And he’s saved users about three million dollars’ worth of unpaid parking tickets in just five months. Who is he? He’s the world’s first robot lawyer and brainchild of Joshua Browder, a Stanford University student and self-taught coder. What does he do? Fight the people’s parking tickets.
In less than two years, Browder’s self-proclaimed “world’s first” robot lawyer helped void 160,000 parking tickets across the UK and New York area, making the chatbot an international hero in his own right simply for sticking it to the man in a way we could only imagine.
Officially dubbed “DoNotPay” (also the title of his chatbot assist website), the robo-lawyer was initially developed as a response to some of Browder’s own outstanding parking tickets. And like any good success story, the motivation to do something about it didn’t come from a sense of civic duty; alas, it came from his mom nagging him to finally pay his own way. Impressive.
More impressive? Browder’s sheer determination to not pay his parking tickets and to, instead, launch DoNotPay in September 2015, the very first version of the website that took a cool three weeks to churn out. And while the website was initially only for family and friends, it quickly gained traction among other unjustly ticketed civilians who would rather eat pig’s feet before they had to pay a parking ticket they probably deserved in all honesty. Kudos, Browder.
Today, DoNotPay continues to offer its chatbot services for free, because outsmarting the law is serious business and should never come at a price. That’s right, DoNotPay provides the consultancy and letter-writing services of a regular lawyer for nothing, and so far, it’s taken on a quarter of a million parking ticket legal cases and won 64% of those case.
All you have to do to get started is enter the details of your complaint. According to Browder, once the robot lawyer knows the issue,
“It will ask a few questions and place all the information it requires into a legally sound document, which can be sent directly to the local councils, airlines or banks, depending on what type of appeal is being generated.”
Eventually, you’ll either have to pay the parking ticket or you won’t, but despite the outcome, you won’t ever have to pay a lawyer for the service. Browder says he intends to develop the chatbot for Seattle in the future, too, with even bigger dreams of expanding his robot lawyer into totally different areas, like with helping travellers seek compensation for flight delays, aiding refugees seeking asylum, and more.

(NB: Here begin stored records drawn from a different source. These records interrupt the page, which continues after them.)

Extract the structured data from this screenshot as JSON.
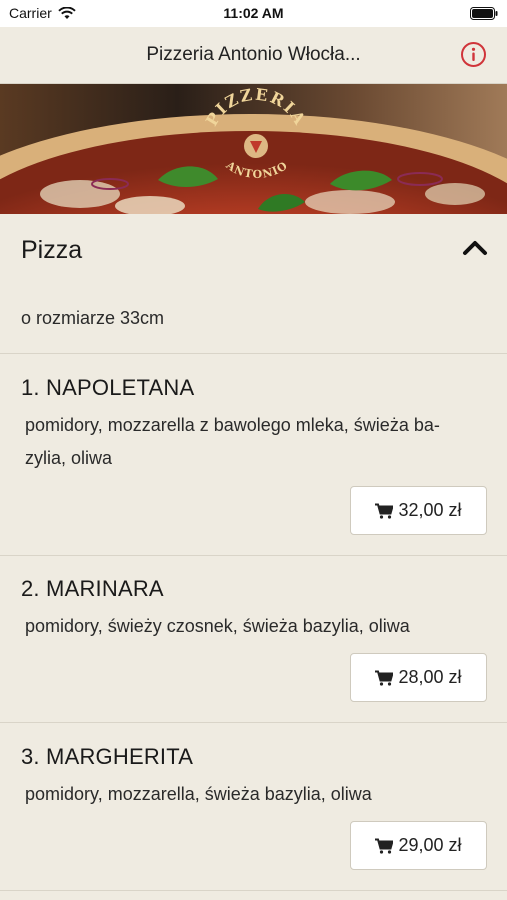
{
  "status": {
    "carrier": "Carrier",
    "time": "11:02 AM"
  },
  "nav": {
    "title": "Pizzeria Antonio Włocła..."
  },
  "hero": {
    "logo_top": "PIZZERIA",
    "logo_bottom": "ANTONIO"
  },
  "section": {
    "title": "Pizza",
    "subtitle": "o rozmiarze 33cm"
  },
  "items": [
    {
      "name": "1. NAPOLETANA",
      "desc_line1": " pomidory, mozzarella z bawolego mleka, świeża ba-",
      "desc_line2": "zylia, oliwa",
      "price": "32,00 zł"
    },
    {
      "name": "2. MARINARA",
      "desc_line1": " pomidory, świeży czosnek, świeża bazylia, oliwa",
      "price": "28,00 zł"
    },
    {
      "name": "3. MARGHERITA",
      "desc_line1": " pomidory, mozzarella, świeża bazylia, oliwa",
      "price": "29,00 zł"
    }
  ],
  "colors": {
    "background": "#efebe1",
    "accent": "#d0343a"
  }
}
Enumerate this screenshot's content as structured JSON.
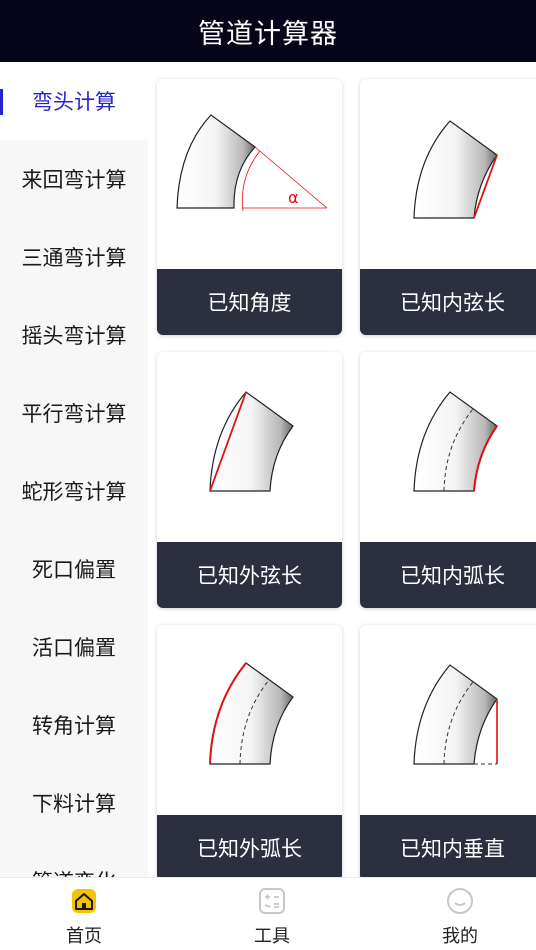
{
  "header": {
    "title": "管道计算器"
  },
  "sidebar": {
    "items": [
      {
        "label": "弯头计算",
        "active": true
      },
      {
        "label": "来回弯计算"
      },
      {
        "label": "三通弯计算"
      },
      {
        "label": "摇头弯计算"
      },
      {
        "label": "平行弯计算"
      },
      {
        "label": "蛇形弯计算"
      },
      {
        "label": "死口偏置"
      },
      {
        "label": "活口偏置"
      },
      {
        "label": "转角计算"
      },
      {
        "label": "下料计算"
      },
      {
        "label": "管道变化"
      }
    ]
  },
  "cards": [
    {
      "label": "已知角度",
      "angle_symbol": "α",
      "highlight": "angle"
    },
    {
      "label": "已知内弦长",
      "highlight": "inner-chord"
    },
    {
      "label": "已知外弦长",
      "highlight": "outer-chord"
    },
    {
      "label": "已知内弧长",
      "highlight": "inner-arc"
    },
    {
      "label": "已知外弧长",
      "highlight": "outer-arc"
    },
    {
      "label": "已知内垂直",
      "highlight": "inner-vertical"
    }
  ],
  "tabbar": {
    "items": [
      {
        "label": "首页",
        "icon": "home-icon",
        "active": true
      },
      {
        "label": "工具",
        "icon": "calculator-icon"
      },
      {
        "label": "我的",
        "icon": "profile-icon"
      }
    ]
  },
  "colors": {
    "header_bg": "#07051a",
    "accent": "#2525cc",
    "highlight": "#e01010",
    "card_label_bg": "#2c2f3e",
    "home_icon": "#f2c400"
  }
}
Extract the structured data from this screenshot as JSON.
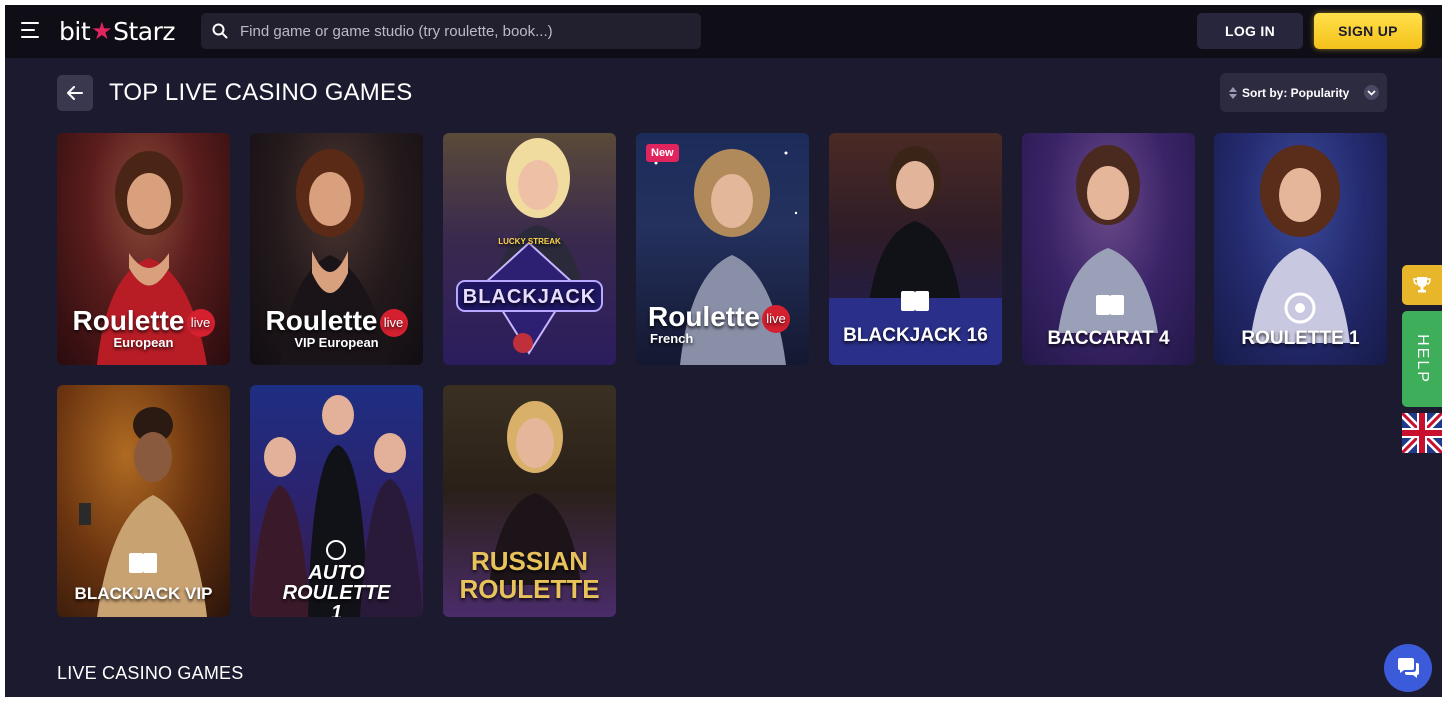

For ZBRELLA Technology Consulting, I’m Christopher Clark, goodnight and good luck.